Spider is the story of Dennis Cleg, a man who is given a room in a halfway house catering to mentally disturbed persons. Cleg has just been released from a mental institution and in his new abode starts piecing together or recreating in his memory an apparently fateful childhood event.

He roams the nearby derelict urban area and the local canal, and starts to relive or visualize a period of his childhood in 1950s London with his mother and father. A shift takes place in the child's psyche when he witnesses his mother groping with his father in the garden and, subsequently, when he sees his mother in a silky night gown she wore for his father.

The son, as a grown man, seems to recreate in his memory the buildup to his father's murder of his mother with the passive support of a prostitute he is involved with, who then moves into the house and is presented as his mother. The young son then kills the mistress by gassing her in the kitchen, although the final shot appears to show his true mother lying dead so we are left to wonder whether she really was his mother and the prostitute was just a fantasy. After that memory he sneaks late one night to the landlady's room and appears ready to kill her, whom he sees alternatively as the mistress, his mother and the landlady, but backs away after she says, "What have you done Mr. Cleg?" He is taken back to the asylum.

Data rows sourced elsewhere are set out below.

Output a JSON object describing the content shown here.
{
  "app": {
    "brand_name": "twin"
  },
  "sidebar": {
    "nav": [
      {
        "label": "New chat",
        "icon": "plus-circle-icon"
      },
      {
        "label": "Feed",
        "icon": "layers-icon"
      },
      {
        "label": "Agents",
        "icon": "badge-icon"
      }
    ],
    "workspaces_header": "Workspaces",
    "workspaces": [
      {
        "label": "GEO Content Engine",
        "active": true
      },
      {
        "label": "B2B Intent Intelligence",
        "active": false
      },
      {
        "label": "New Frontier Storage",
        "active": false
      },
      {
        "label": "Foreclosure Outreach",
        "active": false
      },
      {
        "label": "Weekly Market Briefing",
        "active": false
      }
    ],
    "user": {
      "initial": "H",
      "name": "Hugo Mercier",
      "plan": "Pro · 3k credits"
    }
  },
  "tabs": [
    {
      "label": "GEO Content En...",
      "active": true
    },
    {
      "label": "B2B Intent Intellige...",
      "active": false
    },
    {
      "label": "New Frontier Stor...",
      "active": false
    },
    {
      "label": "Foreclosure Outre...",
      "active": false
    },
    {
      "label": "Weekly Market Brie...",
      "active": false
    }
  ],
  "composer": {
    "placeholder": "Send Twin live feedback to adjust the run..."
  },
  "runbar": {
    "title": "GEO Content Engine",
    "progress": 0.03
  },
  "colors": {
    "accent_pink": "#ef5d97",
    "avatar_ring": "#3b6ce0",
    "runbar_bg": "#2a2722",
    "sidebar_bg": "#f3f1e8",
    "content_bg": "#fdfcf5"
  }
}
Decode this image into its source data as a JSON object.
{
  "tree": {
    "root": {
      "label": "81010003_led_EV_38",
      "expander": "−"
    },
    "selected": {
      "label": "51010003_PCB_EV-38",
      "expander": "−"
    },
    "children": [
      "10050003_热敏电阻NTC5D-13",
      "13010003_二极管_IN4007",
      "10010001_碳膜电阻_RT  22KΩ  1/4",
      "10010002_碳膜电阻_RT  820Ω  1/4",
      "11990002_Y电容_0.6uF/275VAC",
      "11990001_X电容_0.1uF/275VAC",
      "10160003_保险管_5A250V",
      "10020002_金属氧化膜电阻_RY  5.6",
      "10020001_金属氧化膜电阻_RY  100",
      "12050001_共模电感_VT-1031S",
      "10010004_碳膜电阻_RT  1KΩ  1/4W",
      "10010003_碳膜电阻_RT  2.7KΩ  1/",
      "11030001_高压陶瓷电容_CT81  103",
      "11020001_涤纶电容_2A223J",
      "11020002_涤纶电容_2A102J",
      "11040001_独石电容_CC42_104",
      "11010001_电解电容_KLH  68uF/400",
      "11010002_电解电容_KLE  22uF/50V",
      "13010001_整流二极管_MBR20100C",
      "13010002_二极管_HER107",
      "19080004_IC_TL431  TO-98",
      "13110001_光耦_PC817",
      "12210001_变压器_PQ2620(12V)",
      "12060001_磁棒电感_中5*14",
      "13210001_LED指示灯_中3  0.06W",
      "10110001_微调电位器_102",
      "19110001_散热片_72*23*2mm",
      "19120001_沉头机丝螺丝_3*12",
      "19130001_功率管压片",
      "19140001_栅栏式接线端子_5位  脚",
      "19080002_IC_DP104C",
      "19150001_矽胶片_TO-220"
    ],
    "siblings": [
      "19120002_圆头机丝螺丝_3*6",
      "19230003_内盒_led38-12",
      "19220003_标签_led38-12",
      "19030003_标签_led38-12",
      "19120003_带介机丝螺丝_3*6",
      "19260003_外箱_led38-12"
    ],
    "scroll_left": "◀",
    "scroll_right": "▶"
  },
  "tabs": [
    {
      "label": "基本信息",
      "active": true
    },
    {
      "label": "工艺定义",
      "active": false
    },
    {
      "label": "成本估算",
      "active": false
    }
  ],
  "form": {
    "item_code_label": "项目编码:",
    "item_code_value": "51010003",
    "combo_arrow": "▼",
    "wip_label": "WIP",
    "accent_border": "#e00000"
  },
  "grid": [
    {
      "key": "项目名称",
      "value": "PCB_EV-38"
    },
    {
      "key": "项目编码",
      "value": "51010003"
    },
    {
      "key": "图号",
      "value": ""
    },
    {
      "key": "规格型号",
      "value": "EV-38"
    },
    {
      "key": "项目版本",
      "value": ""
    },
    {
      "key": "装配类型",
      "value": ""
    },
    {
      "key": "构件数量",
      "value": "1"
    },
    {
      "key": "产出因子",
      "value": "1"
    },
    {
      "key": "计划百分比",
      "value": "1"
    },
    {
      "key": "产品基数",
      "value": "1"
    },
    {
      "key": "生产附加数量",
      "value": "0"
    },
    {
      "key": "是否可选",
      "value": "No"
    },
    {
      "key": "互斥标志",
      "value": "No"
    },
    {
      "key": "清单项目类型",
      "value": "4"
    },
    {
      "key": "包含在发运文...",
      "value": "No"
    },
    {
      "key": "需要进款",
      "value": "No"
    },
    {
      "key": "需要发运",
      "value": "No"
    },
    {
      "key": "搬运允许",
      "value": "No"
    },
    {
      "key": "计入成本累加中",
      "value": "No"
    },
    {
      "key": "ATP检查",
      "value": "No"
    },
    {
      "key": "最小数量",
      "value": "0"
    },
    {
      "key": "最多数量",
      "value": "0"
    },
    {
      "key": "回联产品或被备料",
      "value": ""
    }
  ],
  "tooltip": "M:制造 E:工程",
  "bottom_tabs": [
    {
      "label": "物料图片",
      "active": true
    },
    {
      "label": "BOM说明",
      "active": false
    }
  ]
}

During a Q&A session at the Kodak Lecture Series in May 2005, Cronenberg revealed that neither he, nor Fiennes, nor Richardson, nor the producers received any sort of salary during the shooting of the film. All chose to waive their salaries, so the money could be used to bankroll the under-funded production.

Reception [edit]

Review aggregation website Rotten Tomatoes gives the film a score of 85% based on reviews from 130 critics.[3] On Metacritic, the film had an average score of 83 out of 100, based on 35 reviews.[4]Genie Awards for Best Director; TIFF – Best Canadian Feature; and TFCA – Best Canadian Film.

It was mentioned in the 2002 Sight & Sound Poll by Amy Taubin, who ranked it at 10th.[5]


  1. ^ "SPIDER (15)". British Board of Film Classification. 2002-07-16. Retrieved 2013-03-16. 
  2. ^ "Festival de Cannes: Spider". festival-cannes.com. Retrieved 2009-10-25. 
  3. ^ "Spider". Rotten Tomatoes. Flixster. Retrieved 2007-09-22. 
  4. ^ "Spider (2002): Reviews". Metacritic. CBS. Retrieved 2007-09-22. 
  5. ^ BFI | Sight & Sound | Top Ten Poll 2002 - How the directors and critics voted

External links[edit]